One of the Text Classic series The Mystery of a Hansom Cab was published in 1886. The introduction tells us it was the biggest selling crime novel of the 19th century — quite amazing as it was written and set in Melbourne, and first published in Australia. In the scheme of things, it was not the first instance of detective fiction, usually ascribed to Poe’s ‘The Murders in the Rue Morgue’ (1841), and in novel form to Wilkie Collins’ The Moonstone (1868), but it is a very early example.
The novel starts with a murder. Oliver Whyte, a man about town is found dead in a hansom cab. The cabman describes a man in a soft hat wearing a light coat, coming up to Whyte, who is drunk, and helping him hail a cab. The man seems to then recognise the deceased, cry out ‘you’ and walk off. He then returns a while later and gets into the cab with Whyte, is dropped off at a street corner with the cab taking Whyte on to his destination, where the cabman discovers he is dead.

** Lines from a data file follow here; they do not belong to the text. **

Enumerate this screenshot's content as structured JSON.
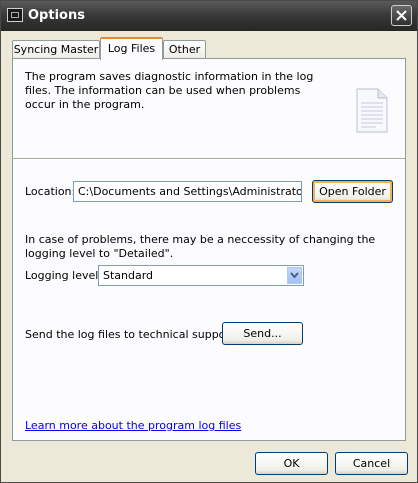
{
  "window": {
    "title": "Options"
  },
  "tabs": [
    {
      "label": "Syncing Master"
    },
    {
      "label": "Log Files",
      "active": true
    },
    {
      "label": "Other"
    }
  ],
  "log_files": {
    "description": "The program saves diagnostic information in the log files. The information can be used when problems occur in the program.",
    "location_label": "Location:",
    "location_value": "C:\\Documents and Settings\\Administrator\\Application Data",
    "open_folder_label": "Open Folder",
    "logging_hint": "In case of problems, there may be a neccessity of changing the logging level to \"Detailed\".",
    "logging_level_label": "Logging level:",
    "logging_level_value": "Standard",
    "send_label": "Send the log files to technical support:",
    "send_button": "Send...",
    "learn_more_link": "Learn more about the program log files"
  },
  "footer": {
    "ok_label": "OK",
    "cancel_label": "Cancel"
  },
  "colors": {
    "active_tab_accent": "#e68b2c",
    "link": "#0000ff",
    "panel_bg": "#fcfcfe",
    "dialog_bg": "#ece9d8"
  },
  "icons": {
    "app": "console-window-icon",
    "document": "text-document-icon",
    "close": "close-icon",
    "dropdown": "chevron-down-icon"
  }
}
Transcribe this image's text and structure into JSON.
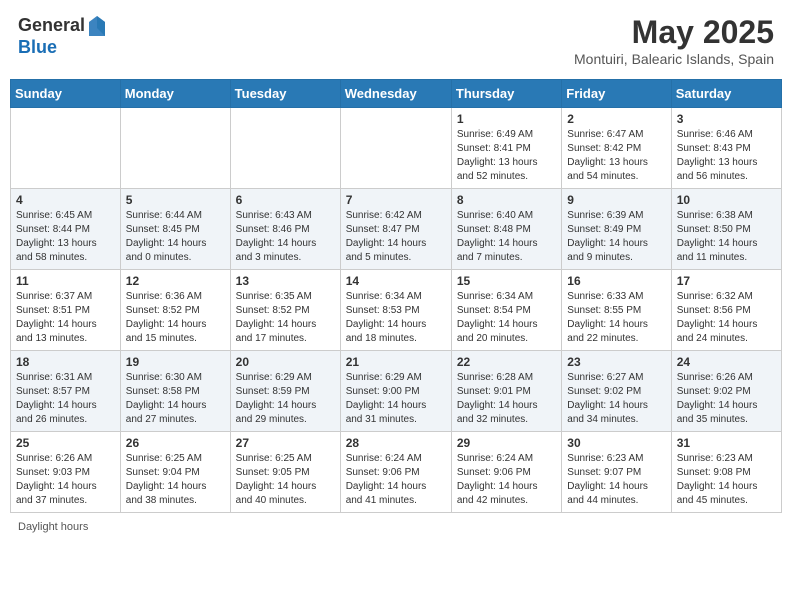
{
  "header": {
    "logo_general": "General",
    "logo_blue": "Blue",
    "month_title": "May 2025",
    "subtitle": "Montuiri, Balearic Islands, Spain"
  },
  "days_of_week": [
    "Sunday",
    "Monday",
    "Tuesday",
    "Wednesday",
    "Thursday",
    "Friday",
    "Saturday"
  ],
  "weeks": [
    [
      {
        "day": "",
        "info": ""
      },
      {
        "day": "",
        "info": ""
      },
      {
        "day": "",
        "info": ""
      },
      {
        "day": "",
        "info": ""
      },
      {
        "day": "1",
        "info": "Sunrise: 6:49 AM\nSunset: 8:41 PM\nDaylight: 13 hours\nand 52 minutes."
      },
      {
        "day": "2",
        "info": "Sunrise: 6:47 AM\nSunset: 8:42 PM\nDaylight: 13 hours\nand 54 minutes."
      },
      {
        "day": "3",
        "info": "Sunrise: 6:46 AM\nSunset: 8:43 PM\nDaylight: 13 hours\nand 56 minutes."
      }
    ],
    [
      {
        "day": "4",
        "info": "Sunrise: 6:45 AM\nSunset: 8:44 PM\nDaylight: 13 hours\nand 58 minutes."
      },
      {
        "day": "5",
        "info": "Sunrise: 6:44 AM\nSunset: 8:45 PM\nDaylight: 14 hours\nand 0 minutes."
      },
      {
        "day": "6",
        "info": "Sunrise: 6:43 AM\nSunset: 8:46 PM\nDaylight: 14 hours\nand 3 minutes."
      },
      {
        "day": "7",
        "info": "Sunrise: 6:42 AM\nSunset: 8:47 PM\nDaylight: 14 hours\nand 5 minutes."
      },
      {
        "day": "8",
        "info": "Sunrise: 6:40 AM\nSunset: 8:48 PM\nDaylight: 14 hours\nand 7 minutes."
      },
      {
        "day": "9",
        "info": "Sunrise: 6:39 AM\nSunset: 8:49 PM\nDaylight: 14 hours\nand 9 minutes."
      },
      {
        "day": "10",
        "info": "Sunrise: 6:38 AM\nSunset: 8:50 PM\nDaylight: 14 hours\nand 11 minutes."
      }
    ],
    [
      {
        "day": "11",
        "info": "Sunrise: 6:37 AM\nSunset: 8:51 PM\nDaylight: 14 hours\nand 13 minutes."
      },
      {
        "day": "12",
        "info": "Sunrise: 6:36 AM\nSunset: 8:52 PM\nDaylight: 14 hours\nand 15 minutes."
      },
      {
        "day": "13",
        "info": "Sunrise: 6:35 AM\nSunset: 8:52 PM\nDaylight: 14 hours\nand 17 minutes."
      },
      {
        "day": "14",
        "info": "Sunrise: 6:34 AM\nSunset: 8:53 PM\nDaylight: 14 hours\nand 18 minutes."
      },
      {
        "day": "15",
        "info": "Sunrise: 6:34 AM\nSunset: 8:54 PM\nDaylight: 14 hours\nand 20 minutes."
      },
      {
        "day": "16",
        "info": "Sunrise: 6:33 AM\nSunset: 8:55 PM\nDaylight: 14 hours\nand 22 minutes."
      },
      {
        "day": "17",
        "info": "Sunrise: 6:32 AM\nSunset: 8:56 PM\nDaylight: 14 hours\nand 24 minutes."
      }
    ],
    [
      {
        "day": "18",
        "info": "Sunrise: 6:31 AM\nSunset: 8:57 PM\nDaylight: 14 hours\nand 26 minutes."
      },
      {
        "day": "19",
        "info": "Sunrise: 6:30 AM\nSunset: 8:58 PM\nDaylight: 14 hours\nand 27 minutes."
      },
      {
        "day": "20",
        "info": "Sunrise: 6:29 AM\nSunset: 8:59 PM\nDaylight: 14 hours\nand 29 minutes."
      },
      {
        "day": "21",
        "info": "Sunrise: 6:29 AM\nSunset: 9:00 PM\nDaylight: 14 hours\nand 31 minutes."
      },
      {
        "day": "22",
        "info": "Sunrise: 6:28 AM\nSunset: 9:01 PM\nDaylight: 14 hours\nand 32 minutes."
      },
      {
        "day": "23",
        "info": "Sunrise: 6:27 AM\nSunset: 9:02 PM\nDaylight: 14 hours\nand 34 minutes."
      },
      {
        "day": "24",
        "info": "Sunrise: 6:26 AM\nSunset: 9:02 PM\nDaylight: 14 hours\nand 35 minutes."
      }
    ],
    [
      {
        "day": "25",
        "info": "Sunrise: 6:26 AM\nSunset: 9:03 PM\nDaylight: 14 hours\nand 37 minutes."
      },
      {
        "day": "26",
        "info": "Sunrise: 6:25 AM\nSunset: 9:04 PM\nDaylight: 14 hours\nand 38 minutes."
      },
      {
        "day": "27",
        "info": "Sunrise: 6:25 AM\nSunset: 9:05 PM\nDaylight: 14 hours\nand 40 minutes."
      },
      {
        "day": "28",
        "info": "Sunrise: 6:24 AM\nSunset: 9:06 PM\nDaylight: 14 hours\nand 41 minutes."
      },
      {
        "day": "29",
        "info": "Sunrise: 6:24 AM\nSunset: 9:06 PM\nDaylight: 14 hours\nand 42 minutes."
      },
      {
        "day": "30",
        "info": "Sunrise: 6:23 AM\nSunset: 9:07 PM\nDaylight: 14 hours\nand 44 minutes."
      },
      {
        "day": "31",
        "info": "Sunrise: 6:23 AM\nSunset: 9:08 PM\nDaylight: 14 hours\nand 45 minutes."
      }
    ]
  ],
  "footer": {
    "note": "Daylight hours"
  }
}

It transpires that Whyte was paying his attentions to the heiress Madge Frettlby, who is engaged to our hero, Brian Fitzgerald. Brian, of course, is soon fingered for the murder and stands trial for it. He has an alibi for the time of the murder but will not divulge it because he is protecting someone. So far so good, and this takes up the first third of the novel. I won’t spoil it by saying what happens next but, suffice it to say, this particular complication is resolved (mostly by Fitzgerald’s lawyer Calton) but, in the resolving, another mystery is uncovered.
The next part of the novel takes us into the drawing rooms of ‘marvellous Melbourne’ and the lives of Brian, Madge and her father Mark Frettlby. In the first part we were taken into the slums off Little Bourke Street. The mystery in the second part of the novel is then ostensibly solved (the reader has pretty much worked it out any how).
But there is another twist and this is worked out in the remainder of the novel where the taint of the slum threatens to invade the upper classes, and a final revelation is made (and vindicates the ‘hunch’ of one of the detectives on the case, Kilsip).
The novel is plot-driven and this kept me reading when it sagged a bit in the middle. Other pleasures are the physical descriptions of Melbourne and the depictions of social life. I suppose the plot does cleverly fit together but it didn’t feel like it; there is not one central detective, and there is a sense, a lot of the time, that characters are jumping to conclusions only to be found wrong, and the ball is then taken up by someone new in a somewhat repetitious way.
Well done to Text for bringing back one of our overlooked 19th century texts. So far there aren’t any by 19th century women writers included (My Brilliant Career coming in at 1901). Barbara Baynton’s Bush Studies, is scheduled for publication in October but, again, they are early 20th century (1902).